The Packers can maintain the same number of workstations and computer terminals they currently have and increase their service to 16 hours per day with two operator shifts running from 8:00 A.M. to midnight. The Packers believe when customers become aware of their extended hours, the calls will spread out uniformly, resulting in a new call average arrival rate of 87.5 calls per hour (still Poisson distributed). This schedule change would cost Northwoods Backpackers approximately $11,500 for the 6-week holiday season.
Another alternative for reducing customer waiting times is to offer weekend service. However, the Packers believe that if they offer weekend service, it must coincide with whatever service they offer during the week. In other words, if they have phone-order service 8 hours per day during the week, they must have the same service during the weekend; the same is true with 16-hours-per-day service. They feel that if weekend hours differ from week-day hours, it will confuse customers. If 8-hour service is offered 7 days per week, the new call arrival rate will be reduced to 125 calls per hour, at a cost of $3,600. If they offer 16-hour service, the mean call arrival rate will be reduced to 62.5 calls per hour, at a cost of $7,200.

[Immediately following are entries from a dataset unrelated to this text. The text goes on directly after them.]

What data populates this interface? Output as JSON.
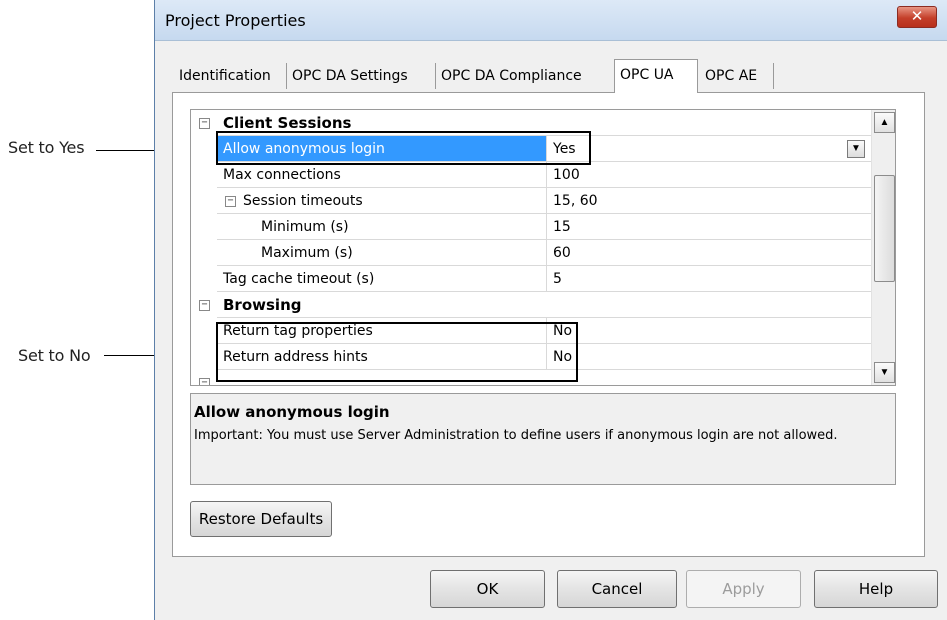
{
  "callouts": {
    "yes": "Set to Yes",
    "no": "Set to No"
  },
  "window": {
    "title": "Project Properties",
    "close_glyph": "✕"
  },
  "tabs": [
    {
      "label": "Identification"
    },
    {
      "label": "OPC DA Settings"
    },
    {
      "label": "OPC DA Compliance"
    },
    {
      "label": "OPC UA"
    },
    {
      "label": "OPC AE"
    }
  ],
  "active_tab": "OPC UA",
  "grid": {
    "rows": [
      {
        "name": "Client Sessions",
        "value": "",
        "category": true
      },
      {
        "name": "Allow anonymous login",
        "value": "Yes"
      },
      {
        "name": "Max connections",
        "value": "100"
      },
      {
        "name": "Session timeouts",
        "value": "15, 60"
      },
      {
        "name": "Minimum (s)",
        "value": "15"
      },
      {
        "name": "Maximum (s)",
        "value": "60"
      },
      {
        "name": "Tag cache timeout (s)",
        "value": "5"
      },
      {
        "name": "Browsing",
        "value": "",
        "category": true
      },
      {
        "name": "Return tag properties",
        "value": "No"
      },
      {
        "name": "Return address hints",
        "value": "No"
      }
    ],
    "expander_glyph": "−",
    "dropdown_glyph": "▼",
    "scroll_up_glyph": "▲",
    "scroll_down_glyph": "▼"
  },
  "description": {
    "title": "Allow anonymous login",
    "body": "Important:  You must use Server Administration to define users if anonymous login are not allowed."
  },
  "buttons": {
    "restore": "Restore Defaults",
    "ok": "OK",
    "cancel": "Cancel",
    "apply": "Apply",
    "help": "Help"
  },
  "colors": {
    "selection": "#3399ff",
    "close_button": "#c43f2a"
  }
}
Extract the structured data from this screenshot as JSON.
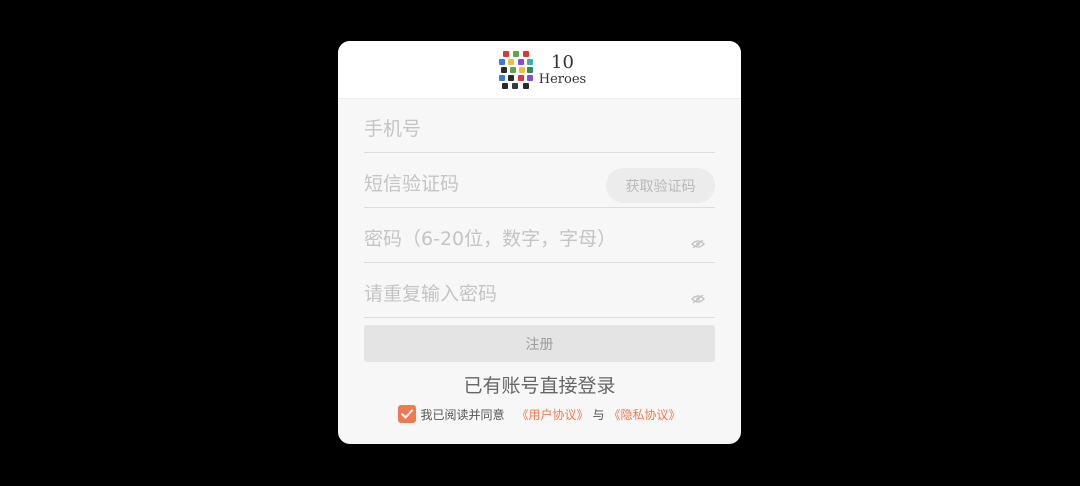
{
  "header": {
    "logo_number": "10",
    "logo_word": "Heroes"
  },
  "form": {
    "phone_placeholder": "手机号",
    "sms_placeholder": "短信验证码",
    "sms_button_label": "获取验证码",
    "password_placeholder": "密码（6-20位，数字，字母）",
    "confirm_password_placeholder": "请重复输入密码",
    "register_label": "注册",
    "login_link": "已有账号直接登录"
  },
  "agreement": {
    "checked": true,
    "prefix": "我已阅读并同意",
    "user_agreement": "《用户协议》",
    "and": "与",
    "privacy_policy": "《隐私协议》"
  },
  "colors": {
    "accent": "#f07a4f",
    "backdrop": "#000000",
    "dialog_bg": "#f7f7f7"
  },
  "icons": {
    "logo": "heroes-logo-icon",
    "eye": "eye-hidden-icon",
    "check": "check-icon"
  }
}
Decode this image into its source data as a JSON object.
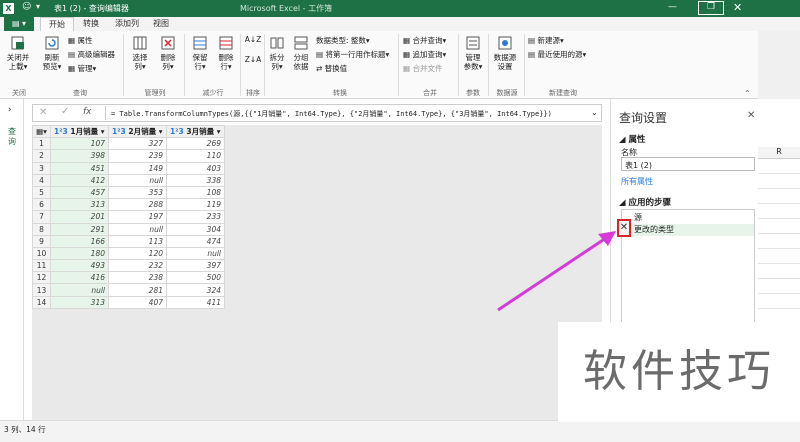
{
  "window": {
    "title": "表1 (2) - 查询编辑器",
    "excel_title": "Microsoft Excel - 工作簿"
  },
  "file_tab": "▾",
  "tabs": [
    "开始",
    "转换",
    "添加列",
    "视图"
  ],
  "ribbon": {
    "close_label": "关闭并\n上载▾",
    "refresh_label": "刷新\n预览▾",
    "properties_label": "属性",
    "advanced_editor_label": "高级编辑器",
    "manage_label": "管理▾",
    "choose_cols_label": "选择\n列▾",
    "remove_cols_label": "删除\n列▾",
    "keep_rows_label": "保留\n行▾",
    "remove_rows_label": "删除\n行▾",
    "split_label": "拆分\n列▾",
    "group_label": "分组\n依据",
    "datatype_label": "数据类型: 整数▾",
    "first_row_label": "将第一行用作标题▾",
    "replace_label": "替换值",
    "merge_queries_label": "合并查询▾",
    "append_queries_label": "追加查询▾",
    "combine_files_label": "合并文件",
    "manage_params_label": "管理\n参数▾",
    "datasource_label": "数据源\n设置",
    "new_source_label": "新建源▾",
    "recent_source_label": "最近使用的源▾",
    "groups": [
      "关闭",
      "查询",
      "管理列",
      "减少行",
      "排序",
      "转换",
      "合并",
      "参数",
      "数据源",
      "新建查询"
    ]
  },
  "formula": "= Table.TransformColumnTypes(源,{{\"1月销量\", Int64.Type}, {\"2月销量\", Int64.Type}, {\"3月销量\", Int64.Type}})",
  "fx_label": "fx",
  "left_panel_label": "查询",
  "columns": [
    "1月销量",
    "2月销量",
    "3月销量"
  ],
  "col_type_label": "1²3",
  "rows": [
    [
      "1",
      "107",
      "327",
      "269"
    ],
    [
      "2",
      "398",
      "239",
      "110"
    ],
    [
      "3",
      "451",
      "149",
      "403"
    ],
    [
      "4",
      "412",
      "null",
      "338"
    ],
    [
      "5",
      "457",
      "353",
      "108"
    ],
    [
      "6",
      "313",
      "288",
      "119"
    ],
    [
      "7",
      "201",
      "197",
      "233"
    ],
    [
      "8",
      "291",
      "null",
      "304"
    ],
    [
      "9",
      "166",
      "113",
      "474"
    ],
    [
      "10",
      "180",
      "120",
      "null"
    ],
    [
      "11",
      "493",
      "232",
      "397"
    ],
    [
      "12",
      "416",
      "238",
      "500"
    ],
    [
      "13",
      "null",
      "281",
      "324"
    ],
    [
      "14",
      "313",
      "407",
      "411"
    ]
  ],
  "status": "3 列、14 行",
  "settings": {
    "title": "查询设置",
    "props_header": "属性",
    "name_label": "名称",
    "name_value": "表1 (2)",
    "all_props_link": "所有属性",
    "steps_header": "应用的步骤",
    "steps": [
      "源",
      "更改的类型"
    ]
  },
  "excel_col": "R",
  "watermark": "软件技巧",
  "colors": {
    "excel_green": "#1e7145",
    "highlight": "#e6f4ea",
    "arrow": "#d63ad8",
    "delete_box": "#d9232d"
  }
}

Still another possibility is to add more operator stations . Each station includes a desk, an operator, a phone, and a computer terminal. An additional station that is in operation 5 days per week, 8 hours per day, will cost $2,900 for the holiday season. For a 16-hour day the cost per new station is $4,700. For 7-day service the cost of an additional station for 8-hours-per-day service is $3,800; for 16-hours-per-day service, the cost is $6,300.
The facility Northwoods Backpackers uses to house its operators can accommodate a maximum of 10 stations. Additional operators in excess of 10 would require the Packers to lease, remodel, and wire a new facility, which is a capital expenditure they do not want to undertake this holiday season. Alternatively, the Packers do not want to reduce their current number of operator stations.
Determine what order service configuration the Packers should use to achieve their goals and explain your recommendation.